The use of property in such a way that it violates another property owner's expectation of an orderly living environment. For example, a person may refrain from mowing his lawn for so long that field mice infest his yard. This may be a nuisance if the field mice wander over to the neighbors' yards.

nuisance

An activity that arises from the unreasonable, unwarranted, or unlawful use of one's own property resulting in an obstruction or injury to another property owner or to the public and producing such material annoyance, inconvenience, and discomfort that the law will presume resulting damage.It may consist of noise,smoke,odors,pollution,vibration,interference with rights of passage, maintaining an offensive business, discharge of water, or maintaining a building in a manner that makes it unsafe for others because of falling debris or because of rats or vermin.(Do not confuse with attractive nuisance, a theory of negligence liability for maintaining features attractive to children but likely to harm them.)
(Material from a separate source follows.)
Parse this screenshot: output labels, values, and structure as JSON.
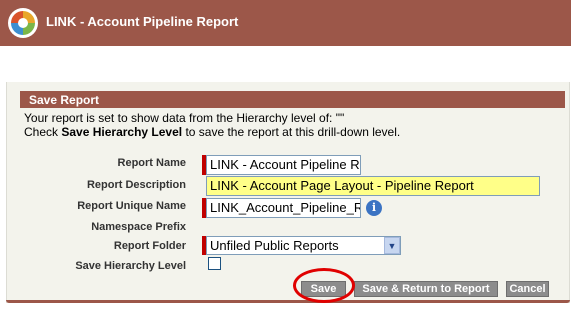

References in periodicals archive ?
Jennifer Fukala, executive director of the Downtown Neighborhood Association of Elgin, said she believes the nuisance ordinance has made a positive impact on downtown.
A person aggrieved by a public nuisance may: (a) file a criminal case based on the Revised Penal Code or any local ordinance; (b) institute a civil action; or (c) have said nuisance summarily abated by a public official.
A private person may likewise abate a public nuisance which is specially injurious to him by removing, or if necessary, by destroying the thing which constitutes the same, peacefully and without unnecessary injury.
This Article explores the contours of the nuisance doctrine from early English common law to its modern application in the United States, including a number of laws enacted to expand, supplement, or narrow its application.
Part II discusses the origins of nuisance in the common law of England and its later application in early American common law.
Temby's introduction proposed "a bipartite distinction between (1) the politicization of the nuisance issue (i.e., the extent to which local activists are mobilized in seeking to mitigate or eliminate it), and (2) whether or not a policy outcome (e.g., a bylaw, statute, program, a specific action) resulted that purportedly or ostensibly dealt with the problem." The contributors to this special issue have each examined this bipartite distinction through their individual case studies.
In Stephane Castonguay and Vincent Bernard's article, "National and Local Definitions of an Environmental Nuisance," they examine the fundamental importance of water to both society and the economy in Quebec, and the difficult process of maintaining local access to clean water and the freedom of industry to develop along fresh waterways.
Uxbridge Board of Health regulations say: "No person shall keep or allow to be kept any number of domestic animals which shall constitute a nuisance."
At Thursday's board meeting, some half-a-dozen residents pleaded with the board to enforce its regulations against nuisance animals by returning to court.
Public nuisance law originated in the twelfth century under the English common law.
(33) Without exception, the court found the subject houses to be public nuisances and, because no owner or lien holder appeared in the cases, appointed the plaintiff nonprofit development corporation to be the receiver with orders to abate the nuisance conditions by rehabilitating the properties in accordance with a court-approved construction and financing plan.
Nuisance law is a common-law doctrine, having its roots in the assize of nuisance, which originated in England nearly 900 years ago.